- By Tyler Beaston
- Published: October 22nd, 2013
Despite the recent government shutdown, the U.S. Supreme Court has released the docket for its new term that started Monday, Oct. 7, according to an Associated Press article by Mark Sherman.
According to an NPR article by Nina Totenberg, the upcoming cases will not likely be defined by landmark decisions, but a few important ones are worth noting.
Indeed, the docket does seem to include a number of issues that will fire people up, particularly a case dealing with the regulatory power of the Environmental Protection Agency (EPA).
“The justices already have one case dealing with air pollution on their docket, so the new cases — which will be consolidated into one — make environmental regulation a major topic for this term,” Richard Wolf wrote in his USA Today article.
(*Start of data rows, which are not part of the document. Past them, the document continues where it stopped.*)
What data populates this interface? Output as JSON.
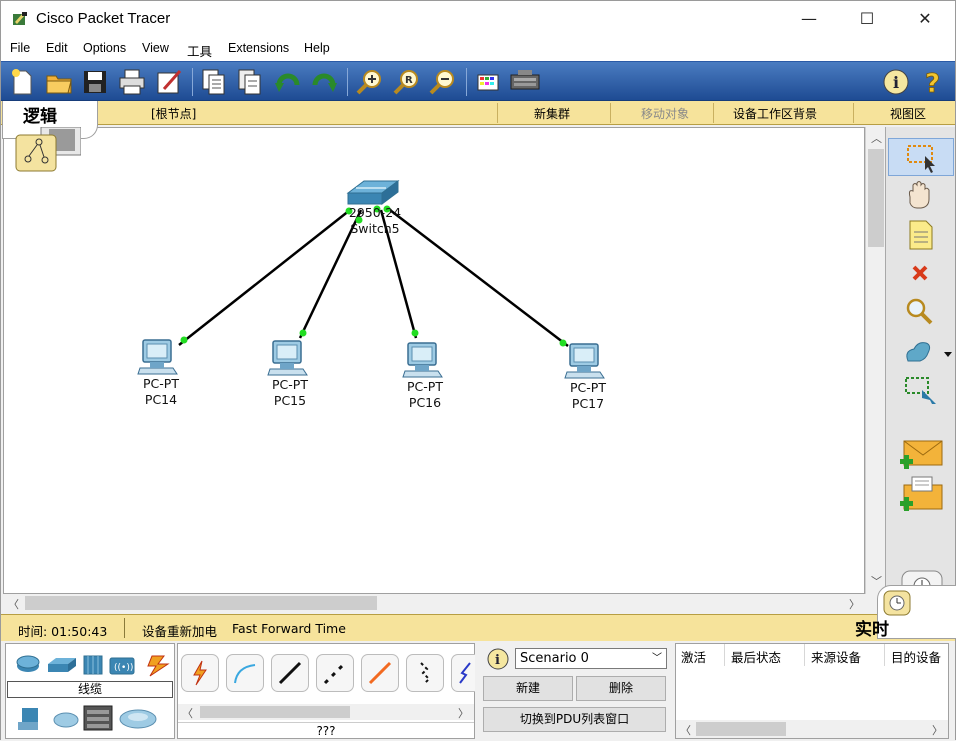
{
  "window": {
    "title": "Cisco Packet Tracer",
    "controls": {
      "minimize": "—",
      "maximize": "☐",
      "close": "✕"
    }
  },
  "menu": [
    "File",
    "Edit",
    "Options",
    "View",
    "工具",
    "Extensions",
    "Help"
  ],
  "toolbar": {
    "icons": [
      "new-file-icon",
      "open-folder-icon",
      "save-icon",
      "print-icon",
      "activity-wizard-icon",
      "copy-icon",
      "paste-icon",
      "undo-icon",
      "redo-icon",
      "zoom-in-icon",
      "zoom-reset-icon",
      "zoom-out-icon",
      "palette-icon",
      "custom-device-icon",
      "info-icon",
      "help-icon"
    ]
  },
  "logical_bar": {
    "tab_label": "逻辑",
    "root_node": "[根节点]",
    "new_cluster": "新集群",
    "move_object": "移动对象",
    "workspace_bg": "设备工作区背景",
    "viewport": "视图区"
  },
  "topology": {
    "switch": {
      "model": "2950-24",
      "name": "Switch5"
    },
    "pcs": [
      {
        "type": "PC-PT",
        "name": "PC14"
      },
      {
        "type": "PC-PT",
        "name": "PC15"
      },
      {
        "type": "PC-PT",
        "name": "PC16"
      },
      {
        "type": "PC-PT",
        "name": "PC17"
      }
    ],
    "link_color": "#000000",
    "port_color": "#22dd22"
  },
  "right_tools": [
    "select-icon",
    "move-hand-icon",
    "note-icon",
    "delete-icon",
    "inspect-icon",
    "draw-shape-icon",
    "resize-icon",
    "add-simple-pdu-icon",
    "add-complex-pdu-icon"
  ],
  "status": {
    "time_label": "时间: 01:50:43",
    "power_cycle": "设备重新加电",
    "fast_forward": "Fast Forward Time",
    "realtime_label": "实时"
  },
  "device_panel": {
    "category_label": "线缆",
    "cable_footer": "???"
  },
  "scenario": {
    "selected": "Scenario 0",
    "new_button": "新建",
    "delete_button": "删除",
    "toggle_button": "切换到PDU列表窗口"
  },
  "pdu_table": {
    "columns": [
      "激活",
      "最后状态",
      "来源设备",
      "目的设备"
    ]
  },
  "colors": {
    "toolbar_blue": "#2f5fa8",
    "bar_yellow": "#f6e39b"
  }
}
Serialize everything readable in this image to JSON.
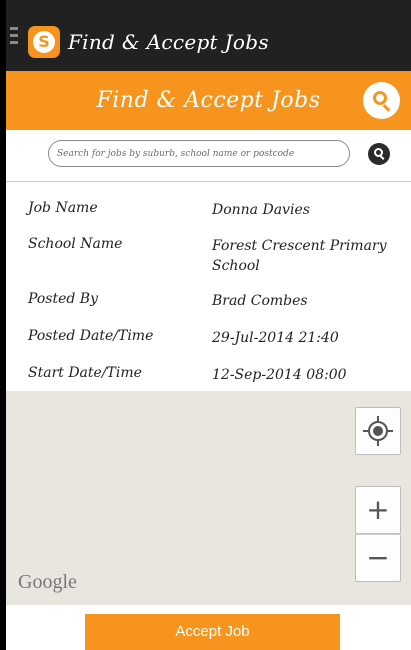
{
  "app": {
    "title": "Find & Accept Jobs",
    "logo_letter": "S"
  },
  "header": {
    "title": "Find & Accept Jobs"
  },
  "search": {
    "placeholder": "Search for jobs by suburb, school name or postcode"
  },
  "details": [
    {
      "label": "Job Name",
      "value": "Donna Davies"
    },
    {
      "label": "School Name",
      "value": "Forest Crescent Primary School"
    },
    {
      "label": "Posted By",
      "value": "Brad Combes"
    },
    {
      "label": "Posted Date/Time",
      "value": "29-Jul-2014 21:40"
    },
    {
      "label": "Start Date/Time",
      "value": "12-Sep-2014 08:00"
    }
  ],
  "map": {
    "attribution": "Google",
    "zoom_in": "+",
    "zoom_out": "−"
  },
  "actions": {
    "accept_label": "Accept Job"
  },
  "colors": {
    "accent": "#f7941d",
    "actionbar": "#212121",
    "map_bg": "#e8e6df"
  },
  "icons": [
    "menu-icon",
    "app-logo-icon",
    "search-icon",
    "my-location-icon",
    "zoom-in-icon",
    "zoom-out-icon"
  ]
}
Other cases address limits on money given to political campaigns, affirmative action policies used by colleges and prayer in city council meetings. Particularly interesting are the cases dealing with abortion and the EPA.
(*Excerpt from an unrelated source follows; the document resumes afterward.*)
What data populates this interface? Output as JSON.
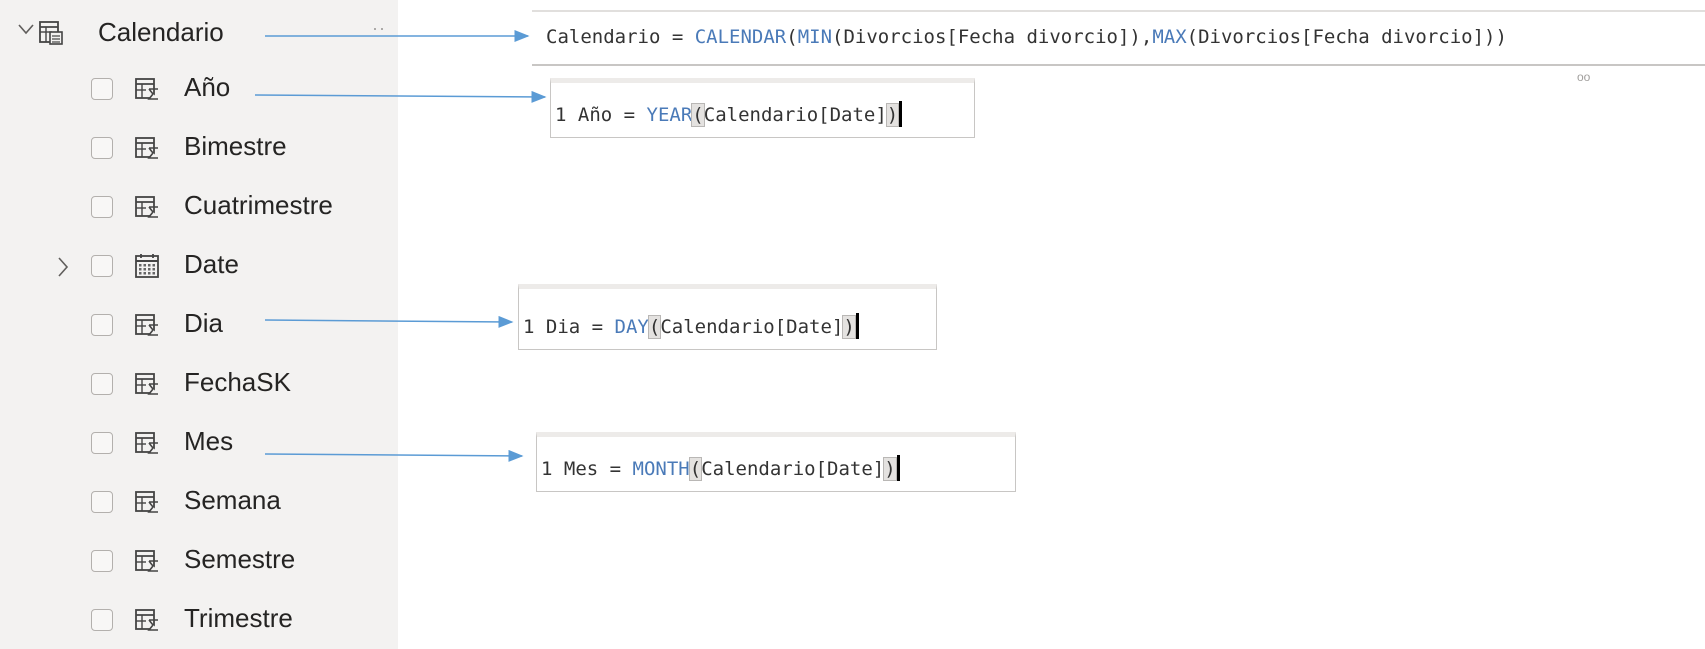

“While there is no direct challenge to Roe v. Wade, there are cases that would allow the court to chip away at the right to abortion,” Totenberg wrote.
I do not classify abortion as a right under any circumstances, and steps to remove or ban it would represent a positive change in U.S. policy. These changes would further demonstrate acknowledgement of humans’ right to life.
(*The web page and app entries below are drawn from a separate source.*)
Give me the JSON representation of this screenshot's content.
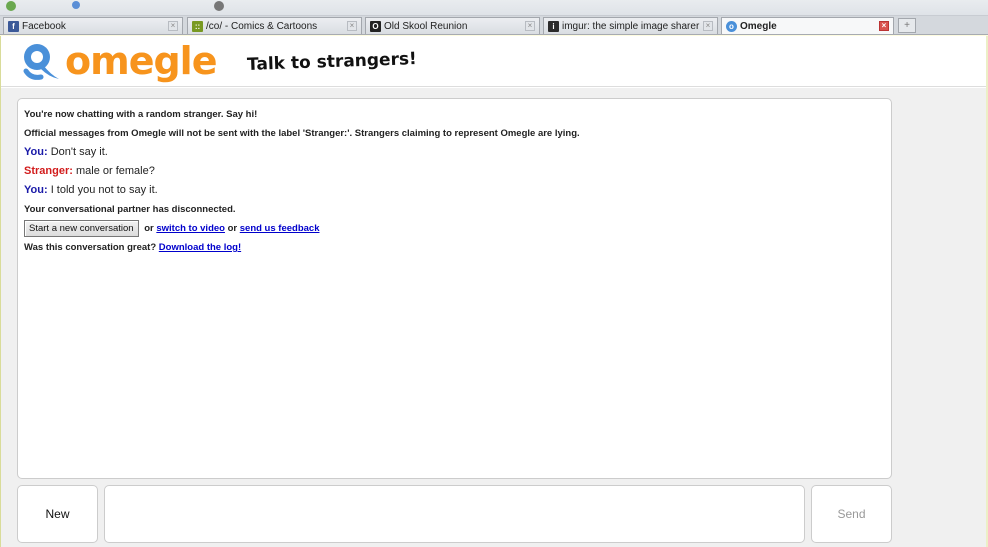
{
  "browser": {
    "tabs": [
      {
        "label": "Facebook",
        "icon": "facebook-icon",
        "color": "#3b5998",
        "glyph": "f"
      },
      {
        "label": "/co/ - Comics & Cartoons",
        "icon": "4chan-icon",
        "color": "#789922",
        "glyph": "::"
      },
      {
        "label": "Old Skool Reunion",
        "icon": "oldskool-icon",
        "color": "#222222",
        "glyph": "O"
      },
      {
        "label": "imgur: the simple image sharer",
        "icon": "imgur-icon",
        "color": "#2b2b2b",
        "glyph": "i"
      },
      {
        "label": "Omegle",
        "icon": "omegle-icon",
        "color": "#4a90d9",
        "glyph": "o",
        "active": true
      }
    ],
    "new_tab": "+"
  },
  "header": {
    "logo_text": "omegle",
    "tagline": "Talk to strangers!"
  },
  "chat": {
    "intro": "You're now chatting with a random stranger. Say hi!",
    "notice": "Official messages from Omegle will not be sent with the label 'Stranger:'. Strangers claiming to represent Omegle are lying.",
    "messages": [
      {
        "speaker": "You:",
        "text": "Don't say it."
      },
      {
        "speaker": "Stranger:",
        "text": "male or female?"
      },
      {
        "speaker": "You:",
        "text": "I told you not to say it."
      }
    ],
    "disconnected": "Your conversational partner has disconnected.",
    "new_conversation_button": "Start a new conversation",
    "or_1": "or",
    "switch_video": "switch to video",
    "or_2": "or",
    "feedback": "send us feedback",
    "great_question": "Was this conversation great?",
    "download_log": "Download the log!"
  },
  "controls": {
    "new_label": "New",
    "send_label": "Send",
    "input_value": ""
  },
  "colors": {
    "logo_orange": "#f7941d",
    "logo_blue": "#4a90d9",
    "you": "#1a1aa8",
    "stranger": "#d21c1c"
  }
}
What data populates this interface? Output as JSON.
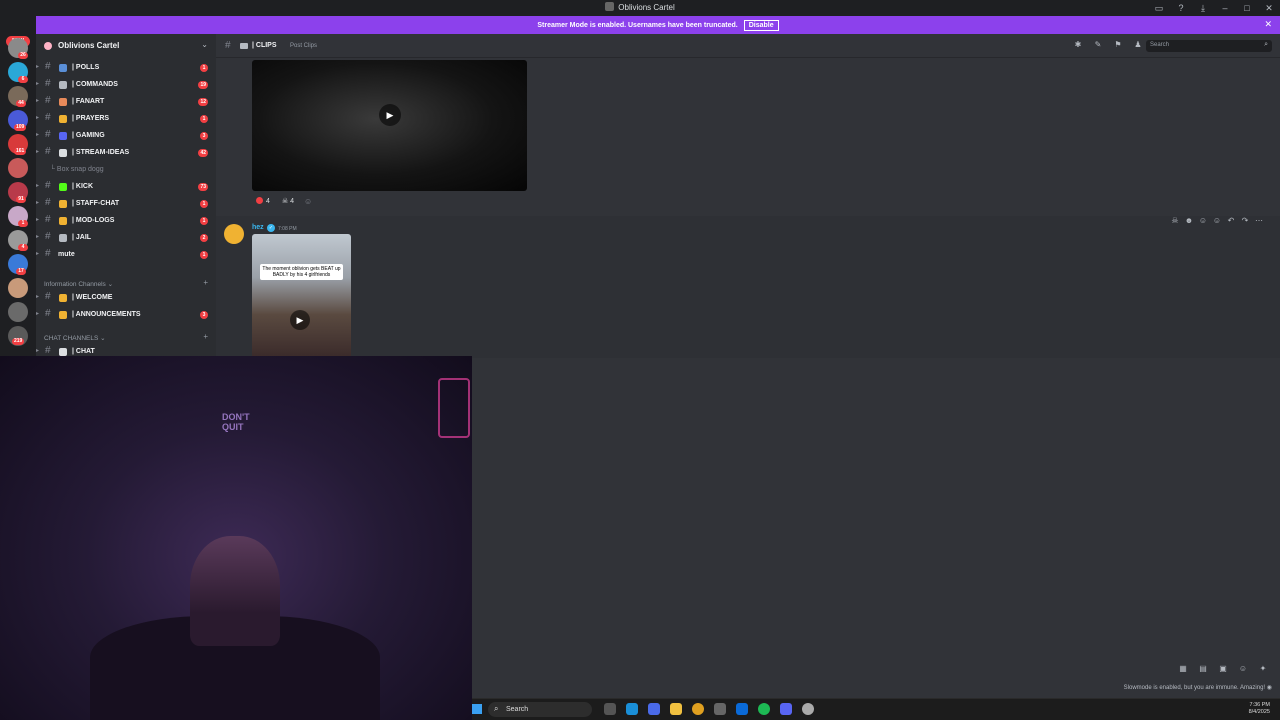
{
  "window": {
    "title": "Oblivions Cartel"
  },
  "banner": {
    "message": "Streamer Mode is enabled. Usernames have been truncated.",
    "disable_label": "Disable"
  },
  "guilds": {
    "new_label": "NEW",
    "badges": [
      "26",
      "6",
      "44",
      "109",
      "161",
      "91",
      "1",
      "4",
      "17",
      "219"
    ]
  },
  "server": {
    "name": "Oblivions Cartel"
  },
  "channels": [
    {
      "label": "| POLLS",
      "badge": "1",
      "color": "#5a8fd8"
    },
    {
      "label": "| COMMANDS",
      "badge": "19",
      "color": "#b5bac1"
    },
    {
      "label": "| FANART",
      "badge": "12",
      "color": "#e88a5a"
    },
    {
      "label": "| PRAYERS",
      "badge": "1",
      "color": "#f0b232"
    },
    {
      "label": "| GAMING",
      "badge": "3",
      "color": "#5865f2"
    },
    {
      "label": "| STREAM-IDEAS",
      "badge": "42",
      "color": "#dbdee1"
    },
    {
      "label": "| KICK",
      "badge": "73",
      "color": "#53fc18"
    },
    {
      "label": "| STAFF-CHAT",
      "badge": "1",
      "color": "#f0b232"
    },
    {
      "label": "| MOD-LOGS",
      "badge": "1",
      "color": "#f0b232"
    },
    {
      "label": "| JAIL",
      "badge": "2",
      "color": "#b5bac1"
    },
    {
      "label": "mute",
      "badge": "1",
      "color": ""
    }
  ],
  "thread": {
    "label": "Box snap dogg"
  },
  "categories": {
    "info": {
      "label": "Information Channels"
    },
    "chat": {
      "label": "CHAT CHANNELS"
    }
  },
  "info_channels": [
    {
      "label": "| WELCOME",
      "badge": "",
      "color": "#f0b232"
    },
    {
      "label": "| ANNOUNCEMENTS",
      "badge": "3",
      "color": "#f0b232"
    }
  ],
  "chat_channels": [
    {
      "label": "| CHAT",
      "badge": "",
      "color": "#dbdee1"
    }
  ],
  "channel_header": {
    "name": "| CLIPS",
    "subtitle": "Post Clips",
    "search_placeholder": "Search"
  },
  "reactions": [
    {
      "emoji": "red-circle",
      "count": "4",
      "color": "#f23f43"
    },
    {
      "emoji": "skull",
      "count": "4",
      "color": "#dbdee1"
    }
  ],
  "message": {
    "author": "hez",
    "time": "7:08 PM",
    "thumbnail_caption": "The moment oblivion gets BEAT up BADLY by his 4 girlfriends"
  },
  "webcam": {
    "neon_text": "DON'T QUIT"
  },
  "status": {
    "slowmode": "Slowmode is enabled, but you are immune. Amazing!"
  },
  "taskbar": {
    "search_label": "Search",
    "time": "7:36 PM",
    "date": "8/4/2025"
  }
}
Sherman wrote that the Supreme Court leans toward conservative ideologies, so I predict that the modifications it makes will be constructive. For example, in regards to the EPA case, the Supreme Court has the chance to curtail the agency’s power.
“(T)he Supreme Court agreed Tuesday to consider limiting the Environmental Protection Agency’s power to regulate greenhouse gases,” Wolf’s article said. “The court appealed six separate petitions that sought to roll back EPA’s clout over carbon dioxide emissions from power plants.”
I would welcome a decision to weaken the EPA. Its influence has spread to an alarming degree, yet it seems to base its policies on untenable assertions and unreliable data.
The judicial branch of the U.S. government has often been accused of holding too much influence concerning these cases, causing an imbalance between the three branches. After all, the Supreme Court has the power to determine the constitutionality of a law.
But the Supreme Court is not too powerful. For one thing, it does not actively involve itself in politics or lawmaking. People and states brought the cases to the court — the court did not pursue the cases.
Another positive aspect of the Supreme Court is that the justices hold their position for life, unless they die, retire or are impeached. They are not popularly elected, but are selected by the president. Thus, the justices avoid the political drama that plagues congressional and presidential elections.
Accurate interpretation of America’s laws and Constitution is the Supreme Court’s objective. The justices are supposed to be apolitical when adjudicating on all disputes. They frequently base their decisions on precedents set by earlier courts, rather than forming new opinions.
As in any government institution, political divides exist, perhaps unfortunately, by default. I expect that some people will point accusatory fingers at the Supreme Court, whining about its alleged agenda, when it passes a verdict they dislike. But so it goes.